I cannot agree with my brothers' refusal to enforce this order against Flagpole. The trial examiner found that Flagpole was the alter ego of Aluminum; that is, in effect, that they are the same employer and thus the obligations which the National Labor Relations Act places on Aluminum must be borne by Flagpole. In this finding the Board concurred. The courts have recognized several crucial factors which, if found, justify such a finding of fact. Among these are (1) common ownership and control; (2) integration of operations or similarity of activity; and, in some cases, (3) use of common premises. See N.L.R.B. v. Somerset Classics, Inc., 2 Cir., 193 F.2d 613, certiorari denied Modern Mfg. Co. v. N. L.R.B., 344 U.S. 816, 73 S. Ct. 10, 97 L. Ed. 635; N.L.R.B. v. Federal Engineering Co., 6 Cir., 153 F.2d 233; N.L.R.B. v. Condenser Corp. of America, 3 Cir., 128 F.2d 67; N.L.R.B. v. Jones Sausage Co., 4 Cir., 257 F.2d 878. Here these factors were all present, and I see no reason to upset these findings. Since they are facts well supported by substantial evidence, they should be held conclusive on review, as the statute directs, 29 U.S.C. § 160(e).
I do not read N.L.R.B. v. Rapid Bindery, Inc., 2 Cir., 293 F.2d 170, as precluding the action the Board is here requesting. It is true that in that case we refused to order Frontier, which had been held to be the alter ego of Rapid, to recognize the union as exclusive bargaining agent at the Frontier plant in Tonawanda. But there all the employees at the Tonawanda plant were newly hired and had never voted for the union, while here some of the employees now working for Flagpole were in the bargaining unit at Aluminum and voted for the union originally. This would seem to require us to reach the opposite result here. The suggestion made by my brothers that we do not know whether the transferred employees were the same men who voted for the Carpenters is irrelevant, for a majority of the unit had selected the union as their representative. Flagpole should be ordered to recognize the union as exclusive bargaining agent of all the former members of the Aluminum unit now in its employ.
This was Mr. Johnson's testimony; Mrs. Johnson said that, at least at the time of the hearing, Flagpole was not selling tapered tubes other than in fulfillment of Aluminum's contracts
The situation is quite unlike N. L. R. B. v. Rapid Bindery, Inc., 293 F.2d 170, 171, 176 (2 Cir. 1961), where, having upheld a finding that the newly organized transferee which was continuing the transferor's business was the alter ego of the transferor, we pointed out the importance of notice to the union

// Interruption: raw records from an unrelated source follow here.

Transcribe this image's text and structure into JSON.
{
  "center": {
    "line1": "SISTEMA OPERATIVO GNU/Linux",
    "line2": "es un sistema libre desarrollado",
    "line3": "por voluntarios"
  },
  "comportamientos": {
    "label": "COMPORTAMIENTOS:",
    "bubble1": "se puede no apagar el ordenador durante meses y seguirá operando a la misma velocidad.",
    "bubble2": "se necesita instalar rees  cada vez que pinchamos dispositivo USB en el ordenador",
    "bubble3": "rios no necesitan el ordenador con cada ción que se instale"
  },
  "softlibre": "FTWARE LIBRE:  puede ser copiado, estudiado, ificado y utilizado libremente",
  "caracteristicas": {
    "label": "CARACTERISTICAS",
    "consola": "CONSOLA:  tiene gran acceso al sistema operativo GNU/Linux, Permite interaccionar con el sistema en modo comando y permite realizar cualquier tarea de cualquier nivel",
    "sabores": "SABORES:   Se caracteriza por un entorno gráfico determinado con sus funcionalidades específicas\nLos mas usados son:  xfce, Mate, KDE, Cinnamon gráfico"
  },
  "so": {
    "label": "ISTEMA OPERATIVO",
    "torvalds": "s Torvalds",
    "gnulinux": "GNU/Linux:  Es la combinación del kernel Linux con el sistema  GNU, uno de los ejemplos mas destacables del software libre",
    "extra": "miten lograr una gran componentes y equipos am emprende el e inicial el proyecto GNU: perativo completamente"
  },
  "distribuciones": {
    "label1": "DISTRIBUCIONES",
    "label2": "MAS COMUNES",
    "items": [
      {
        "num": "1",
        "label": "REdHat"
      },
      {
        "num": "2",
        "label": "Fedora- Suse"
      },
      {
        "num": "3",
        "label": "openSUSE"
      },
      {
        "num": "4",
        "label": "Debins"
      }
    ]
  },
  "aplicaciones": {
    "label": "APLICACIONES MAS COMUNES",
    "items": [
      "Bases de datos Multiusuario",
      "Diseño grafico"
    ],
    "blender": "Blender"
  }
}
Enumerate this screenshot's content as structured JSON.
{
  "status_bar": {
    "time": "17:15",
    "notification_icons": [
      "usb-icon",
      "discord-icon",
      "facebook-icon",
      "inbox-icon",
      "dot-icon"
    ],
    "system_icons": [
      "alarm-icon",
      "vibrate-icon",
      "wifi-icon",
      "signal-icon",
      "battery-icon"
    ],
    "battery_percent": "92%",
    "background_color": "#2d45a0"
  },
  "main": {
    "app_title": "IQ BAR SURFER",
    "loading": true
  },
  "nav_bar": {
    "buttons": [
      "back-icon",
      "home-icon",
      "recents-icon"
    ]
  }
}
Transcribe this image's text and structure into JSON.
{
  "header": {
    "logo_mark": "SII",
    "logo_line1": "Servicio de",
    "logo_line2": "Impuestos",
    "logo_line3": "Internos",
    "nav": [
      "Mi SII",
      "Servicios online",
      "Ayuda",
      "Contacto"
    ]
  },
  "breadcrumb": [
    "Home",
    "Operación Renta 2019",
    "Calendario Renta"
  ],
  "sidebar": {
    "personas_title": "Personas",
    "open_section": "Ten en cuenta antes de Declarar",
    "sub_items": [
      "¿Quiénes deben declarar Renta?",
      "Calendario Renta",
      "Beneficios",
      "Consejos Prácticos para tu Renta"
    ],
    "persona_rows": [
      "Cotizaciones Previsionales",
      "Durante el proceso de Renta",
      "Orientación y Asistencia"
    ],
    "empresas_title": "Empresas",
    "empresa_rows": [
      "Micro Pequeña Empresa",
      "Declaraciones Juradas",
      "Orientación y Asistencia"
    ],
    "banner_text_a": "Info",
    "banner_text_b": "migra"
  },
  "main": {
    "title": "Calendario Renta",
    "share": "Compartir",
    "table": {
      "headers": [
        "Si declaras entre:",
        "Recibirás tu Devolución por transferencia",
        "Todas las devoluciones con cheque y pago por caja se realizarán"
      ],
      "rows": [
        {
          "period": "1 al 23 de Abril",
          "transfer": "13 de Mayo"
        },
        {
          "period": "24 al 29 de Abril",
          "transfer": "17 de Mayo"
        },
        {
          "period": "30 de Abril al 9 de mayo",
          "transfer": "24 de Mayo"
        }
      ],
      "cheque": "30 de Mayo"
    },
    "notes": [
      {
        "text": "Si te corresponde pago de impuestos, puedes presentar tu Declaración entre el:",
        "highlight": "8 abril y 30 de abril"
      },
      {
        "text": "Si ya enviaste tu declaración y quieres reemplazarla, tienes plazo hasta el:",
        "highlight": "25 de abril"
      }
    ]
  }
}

The Board, on August 16, 1961, denied a motion of the Carpenters to "clarify" its order to that effect